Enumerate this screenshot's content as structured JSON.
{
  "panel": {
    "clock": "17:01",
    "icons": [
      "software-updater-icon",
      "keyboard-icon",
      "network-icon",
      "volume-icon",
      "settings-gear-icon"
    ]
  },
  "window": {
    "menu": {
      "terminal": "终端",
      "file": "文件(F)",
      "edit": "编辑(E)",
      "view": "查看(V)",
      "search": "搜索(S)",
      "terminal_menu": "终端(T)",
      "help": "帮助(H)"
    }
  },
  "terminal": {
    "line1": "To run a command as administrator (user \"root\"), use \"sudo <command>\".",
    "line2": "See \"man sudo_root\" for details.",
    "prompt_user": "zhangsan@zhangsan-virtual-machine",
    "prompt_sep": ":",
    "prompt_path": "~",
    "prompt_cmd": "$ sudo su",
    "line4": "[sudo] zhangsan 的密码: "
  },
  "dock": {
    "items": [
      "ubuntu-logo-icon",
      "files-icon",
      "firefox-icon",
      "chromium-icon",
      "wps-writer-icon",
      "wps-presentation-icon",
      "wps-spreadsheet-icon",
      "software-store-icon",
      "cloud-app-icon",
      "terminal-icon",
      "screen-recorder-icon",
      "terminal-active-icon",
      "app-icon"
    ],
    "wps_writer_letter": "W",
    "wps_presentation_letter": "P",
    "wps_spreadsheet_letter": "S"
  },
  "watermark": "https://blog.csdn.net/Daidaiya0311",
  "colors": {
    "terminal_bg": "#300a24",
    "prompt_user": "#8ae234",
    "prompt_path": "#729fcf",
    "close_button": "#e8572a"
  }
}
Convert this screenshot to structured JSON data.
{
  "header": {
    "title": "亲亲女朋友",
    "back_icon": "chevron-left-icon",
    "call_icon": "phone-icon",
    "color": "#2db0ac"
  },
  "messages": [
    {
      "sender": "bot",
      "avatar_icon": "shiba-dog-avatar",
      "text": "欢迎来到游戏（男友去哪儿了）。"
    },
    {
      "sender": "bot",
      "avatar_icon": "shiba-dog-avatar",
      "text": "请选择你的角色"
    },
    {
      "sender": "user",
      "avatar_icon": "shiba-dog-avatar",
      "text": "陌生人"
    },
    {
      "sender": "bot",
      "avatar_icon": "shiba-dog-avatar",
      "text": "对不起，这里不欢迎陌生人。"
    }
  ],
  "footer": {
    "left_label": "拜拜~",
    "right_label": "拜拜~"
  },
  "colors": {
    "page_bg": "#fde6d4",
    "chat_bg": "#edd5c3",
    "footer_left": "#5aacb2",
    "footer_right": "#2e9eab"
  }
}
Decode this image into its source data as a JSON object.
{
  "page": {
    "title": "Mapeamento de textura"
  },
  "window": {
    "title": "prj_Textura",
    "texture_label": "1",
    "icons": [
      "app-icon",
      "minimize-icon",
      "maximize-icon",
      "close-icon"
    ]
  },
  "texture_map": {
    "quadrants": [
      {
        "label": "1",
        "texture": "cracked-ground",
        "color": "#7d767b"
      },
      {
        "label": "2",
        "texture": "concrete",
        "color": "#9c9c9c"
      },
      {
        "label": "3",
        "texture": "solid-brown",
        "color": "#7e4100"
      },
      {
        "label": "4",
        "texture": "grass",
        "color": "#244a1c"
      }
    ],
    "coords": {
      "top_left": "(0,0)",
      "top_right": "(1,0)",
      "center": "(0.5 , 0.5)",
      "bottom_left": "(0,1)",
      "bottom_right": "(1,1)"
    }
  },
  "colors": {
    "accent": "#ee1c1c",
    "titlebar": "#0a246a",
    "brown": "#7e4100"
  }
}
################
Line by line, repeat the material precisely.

Your response →
Enumerate this screenshot's content as structured JSON.
{
  "panel": {
    "clock": "17:01",
    "icons": [
      "software-updater-icon",
      "keyboard-icon",
      "network-icon",
      "volume-icon",
      "settings-gear-icon"
    ]
  },
  "window": {
    "menu": {
      "terminal": "终端",
      "file": "文件(F)",
      "edit": "编辑(E)",
      "view": "查看(V)",
      "search": "搜索(S)",
      "terminal_menu": "终端(T)",
      "help": "帮助(H)"
    }
  },
  "terminal": {
    "line1": "To run a command as administrator (user \"root\"), use \"sudo <command>\".",
    "line2": "See \"man sudo_root\" for details.",
    "prompt_user": "zhangsan@zhangsan-virtual-machine",
    "prompt_sep": ":",
    "prompt_path": "~",
    "prompt_cmd": "$ sudo su",
    "line4": "[sudo] zhangsan 的密码: "
  },
  "dock": {
    "items": [
      "ubuntu-logo-icon",
      "files-icon",
      "firefox-icon",
      "chromium-icon",
      "wps-writer-icon",
      "wps-presentation-icon",
      "wps-spreadsheet-icon",
      "software-store-icon",
      "cloud-app-icon",
      "terminal-icon",
      "screen-recorder-icon",
      "terminal-active-icon",
      "app-icon"
    ],
    "wps_writer_letter": "W",
    "wps_presentation_letter": "P",
    "wps_spreadsheet_letter": "S"
  },
  "watermark": "https://blog.csdn.net/Daidaiya0311",
  "colors": {
    "terminal_bg": "#300a24",
    "prompt_user": "#8ae234",
    "prompt_path": "#729fcf",
    "close_button": "#e8572a"
  }
}
Convert this screenshot to structured JSON data.
{
  "header": {
    "title": "亲亲女朋友",
    "back_icon": "chevron-left-icon",
    "call_icon": "phone-icon",
    "color": "#2db0ac"
  },
  "messages": [
    {
      "sender": "bot",
      "avatar_icon": "shiba-dog-avatar",
      "text": "欢迎来到游戏（男友去哪儿了）。"
    },
    {
      "sender": "bot",
      "avatar_icon": "shiba-dog-avatar",
      "text": "请选择你的角色"
    },
    {
      "sender": "user",
      "avatar_icon": "shiba-dog-avatar",
      "text": "陌生人"
    },
    {
      "sender": "bot",
      "avatar_icon": "shiba-dog-avatar",
      "text": "对不起，这里不欢迎陌生人。"
    }
  ],
  "footer": {
    "left_label": "拜拜~",
    "right_label": "拜拜~"
  },
  "colors": {
    "page_bg": "#fde6d4",
    "chat_bg": "#edd5c3",
    "footer_left": "#5aacb2",
    "footer_right": "#2e9eab"
  }
}
Decode this image into its source data as a JSON object.
{
  "page": {
    "title": "Mapeamento de textura"
  },
  "window": {
    "title": "prj_Textura",
    "texture_label": "1",
    "icons": [
      "app-icon",
      "minimize-icon",
      "maximize-icon",
      "close-icon"
    ]
  },
  "texture_map": {
    "quadrants": [
      {
        "label": "1",
        "texture": "cracked-ground",
        "color": "#7d767b"
      },
      {
        "label": "2",
        "texture": "concrete",
        "color": "#9c9c9c"
      },
      {
        "label": "3",
        "texture": "solid-brown",
        "color": "#7e4100"
      },
      {
        "label": "4",
        "texture": "grass",
        "color": "#244a1c"
      }
    ],
    "coords": {
      "top_left": "(0,0)",
      "top_right": "(1,0)",
      "center": "(0.5 , 0.5)",
      "bottom_left": "(0,1)",
      "bottom_right": "(1,1)"
    }
  },
  "colors": {
    "accent": "#ee1c1c",
    "titlebar": "#0a246a",
    "brown": "#7e4100"
  }
}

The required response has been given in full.